It has been a week since we sat in the waiting room as the surgeon repaired Mike's blood flow. Modern medicine astounds us. Life confounds us. These first, tentative steps to a healed life have both terrified and gratified. All the Joliats have juggled optimism and fear. We all personalize the experience, because we all may have the same genetic defect. It makes the journey a degree more frightening, and it makes Mike's recovery that much more inspirational. To all who have sent kind thoughts and good wishes, your thoughtfulness means the world to me. It has helped me to resist being Janny Maudlin,which is my alter ego when I am sad or stressed.
Mike was the best "doll" my mom could provide for Jenny and I back in the 50's. Sure, we had our Tiny Tears, but a squealing boy was much more fun to play with. We did everything for him: fetched his toys, brought Mom his diapers, emptied the bathinette of water, and interpreted his grunts and gestures with precision. He never needed to speak: we perceived his needs and fulfilled them. Mom had 3 kids under 4 and she was thrilled. We had our mischief moments along the way, since as soon as Mike was walking, Mom was ready to deliver #4. I remember a brief romance with matches. Once Mike and I decided that "house" would be more fun if it included road trips. We took our seats in the car and slipped the gear shift. Soon we were backing into the street, over the opposite curb, and into a neighbor's tree. We were 4 and 2 respectively, but we were each taken to the screened in porch and taught a big lesson with corporal punishment.. Mike was in diapers, so his lesson was a little less memorable. It wasn't fair, because he was driving. I guess life still isn't quite fair.
Because Jenny and I fulfilled even Mike's unspoken wishes, he wasn't much of a talker. He played elaborate role playing games- he was the milkman for our imaginary neighborhood, delivering bottles with a competent nod. He just never spoke. When he was deposited at kindergarten, Mrs. Lane noted that he was completely non-verbal. In those days, that was no big deal, just a notation on the teacher's "to-do" list. Amazingly, he was unlocked in no time. To this day, though, Mike is more of a watcher than a talker.
I drove to law school at night for a year with Milkman, and my Janter was met with silence. He is thinking at warp speed, but the thought bubbles are enough for him. I am sure that I was not therapeutic to him this week, but I needed to be hovering, just like in the baby days.
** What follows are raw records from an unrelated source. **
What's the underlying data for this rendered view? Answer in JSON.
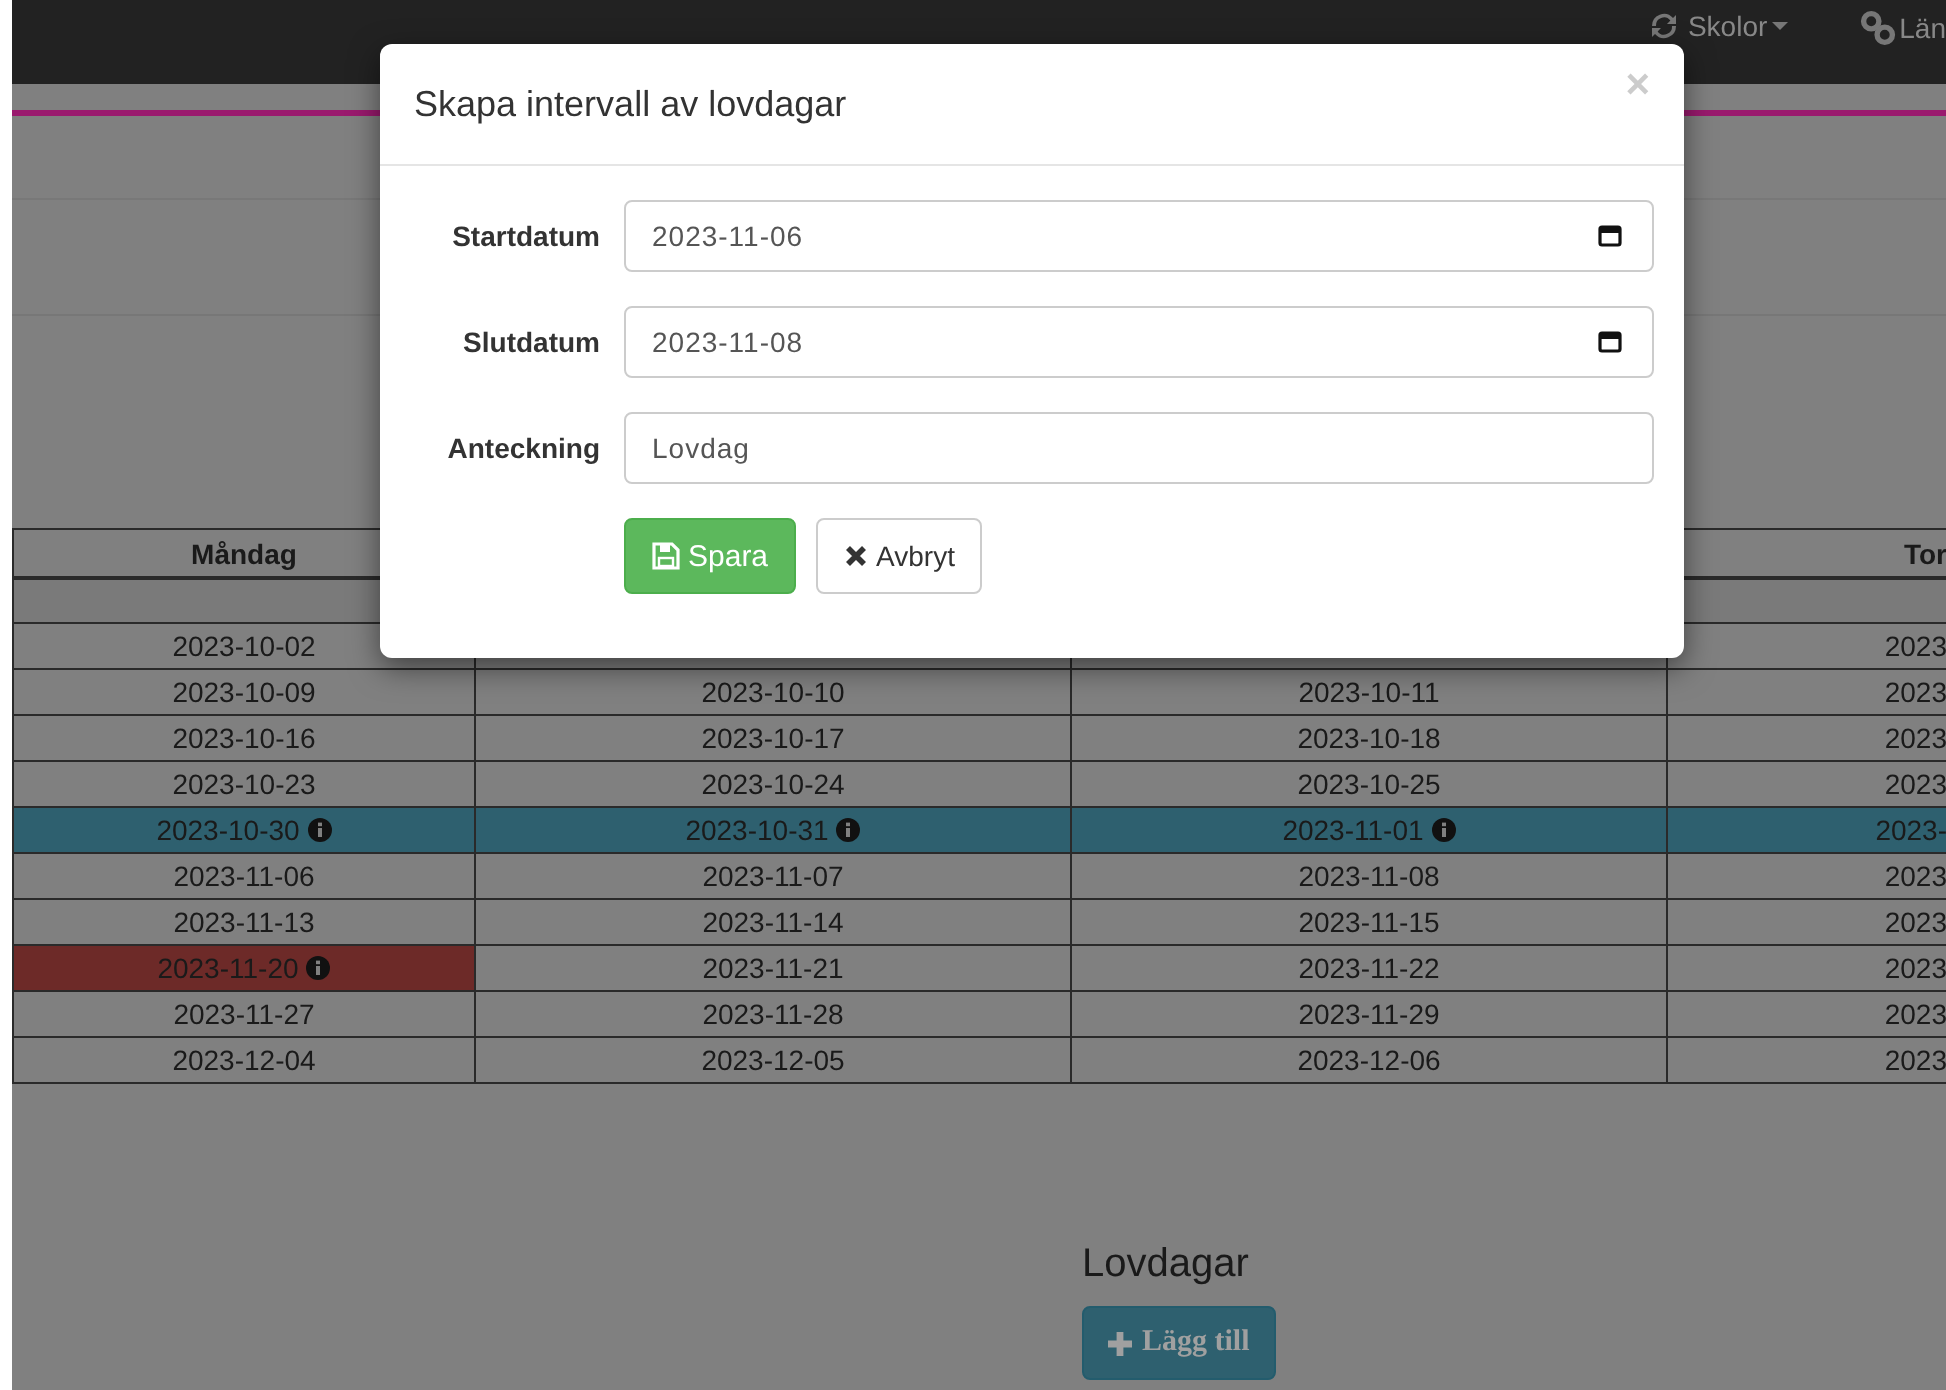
{
  "navbar": {
    "items": [
      {
        "label": "Skolor",
        "dropdown": true
      },
      {
        "label": "Län",
        "dropdown": false
      }
    ]
  },
  "table": {
    "columns": [
      {
        "label": "Måndag"
      },
      {},
      {},
      {
        "label": "Tor"
      }
    ],
    "rows": [
      {
        "kind": "band",
        "cells": [
          {},
          {},
          {},
          {}
        ]
      },
      {
        "kind": "dates",
        "cells": [
          {
            "text": "2023-10-02"
          },
          {},
          {},
          {
            "text": "2023"
          }
        ]
      },
      {
        "kind": "dates",
        "cells": [
          {
            "text": "2023-10-09"
          },
          {
            "text": "2023-10-10"
          },
          {
            "text": "2023-10-11"
          },
          {
            "text": "2023"
          }
        ]
      },
      {
        "kind": "dates",
        "cells": [
          {
            "text": "2023-10-16"
          },
          {
            "text": "2023-10-17"
          },
          {
            "text": "2023-10-18"
          },
          {
            "text": "2023"
          }
        ]
      },
      {
        "kind": "dates",
        "cells": [
          {
            "text": "2023-10-23"
          },
          {
            "text": "2023-10-24"
          },
          {
            "text": "2023-10-25"
          },
          {
            "text": "2023"
          }
        ]
      },
      {
        "kind": "dates",
        "cells": [
          {
            "text": "2023-10-30",
            "color": "#2e606f",
            "info": true
          },
          {
            "text": "2023-10-31",
            "color": "#2e606f",
            "info": true
          },
          {
            "text": "2023-11-01",
            "color": "#2e606f",
            "info": true
          },
          {
            "text": "2023-",
            "color": "#2e606f"
          }
        ]
      },
      {
        "kind": "dates",
        "cells": [
          {
            "text": "2023-11-06"
          },
          {
            "text": "2023-11-07"
          },
          {
            "text": "2023-11-08"
          },
          {
            "text": "2023"
          }
        ]
      },
      {
        "kind": "dates",
        "cells": [
          {
            "text": "2023-11-13"
          },
          {
            "text": "2023-11-14"
          },
          {
            "text": "2023-11-15"
          },
          {
            "text": "2023"
          }
        ]
      },
      {
        "kind": "dates",
        "cells": [
          {
            "text": "2023-11-20",
            "color": "#6d2a28",
            "info": true
          },
          {
            "text": "2023-11-21"
          },
          {
            "text": "2023-11-22"
          },
          {
            "text": "2023"
          }
        ]
      },
      {
        "kind": "dates",
        "cells": [
          {
            "text": "2023-11-27"
          },
          {
            "text": "2023-11-28"
          },
          {
            "text": "2023-11-29"
          },
          {
            "text": "2023"
          }
        ]
      },
      {
        "kind": "dates",
        "cells": [
          {
            "text": "2023-12-04"
          },
          {
            "text": "2023-12-05"
          },
          {
            "text": "2023-12-06"
          },
          {
            "text": "2023"
          }
        ]
      }
    ]
  },
  "section": {
    "title": "Lovdagar",
    "button": "Lägg till"
  },
  "modal": {
    "title": "Skapa intervall av lovdagar",
    "close": "×",
    "fields": [
      {
        "label": "Startdatum",
        "kind": "date",
        "value": "2023-11-06"
      },
      {
        "label": "Slutdatum",
        "kind": "date",
        "value": "2023-11-08"
      },
      {
        "label": "Anteckning",
        "kind": "text",
        "value": "Lovdag"
      }
    ],
    "buttons": [
      {
        "label": "Spara",
        "kind": "primary"
      },
      {
        "label": "Avbryt",
        "kind": "default"
      }
    ]
  }
}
The verbal restraint that characterizes him is a challenge in the healing process: he does not like to complain, and he is too tired to explain. The experience of having the heart slowed, chilled,bypassed and mended is too much to process in a linear way. He is sad, scared, determined, brave, grateful, mad and tired. He appreciates us, is tired of us, is expressive and then withdrawn. The pain medicine creates disturbing dreams, like black beetles crawling out of his scars. Every nerve ending is raw, looking for its sheath to protect it. And there is pain-everywhere. We nag him to eat, walk, shower, and do breathing exercises. He has taken the path of least resistance and attempts to comply. Today we watched Everyone Loves Raymond together and a throwaway joke made us both laugh. For him it was a painful foray into joy. He had to clutch his Heart pillow to secure his ribs. It was 3 minutes before his breathing was regulated and the pressure subsided, but it was a moment where we sensed that there were good days after the healing. We will laugh, and we will appreciate the happiness more.
Leaving was hard. He is my younger brother and my instinct is to hover. I had to have a good cry in the hotel parking lot before heading to Chicago. I drove past my childhood home, grateful for the past that forged us and the ties that bind us. We are changed since Dad died, but we have reforged the circle. There is enough steel to hold each other up. I am home, Mike is on his way, and the Joliats are a fine tuned organism. Onward and forward. To life!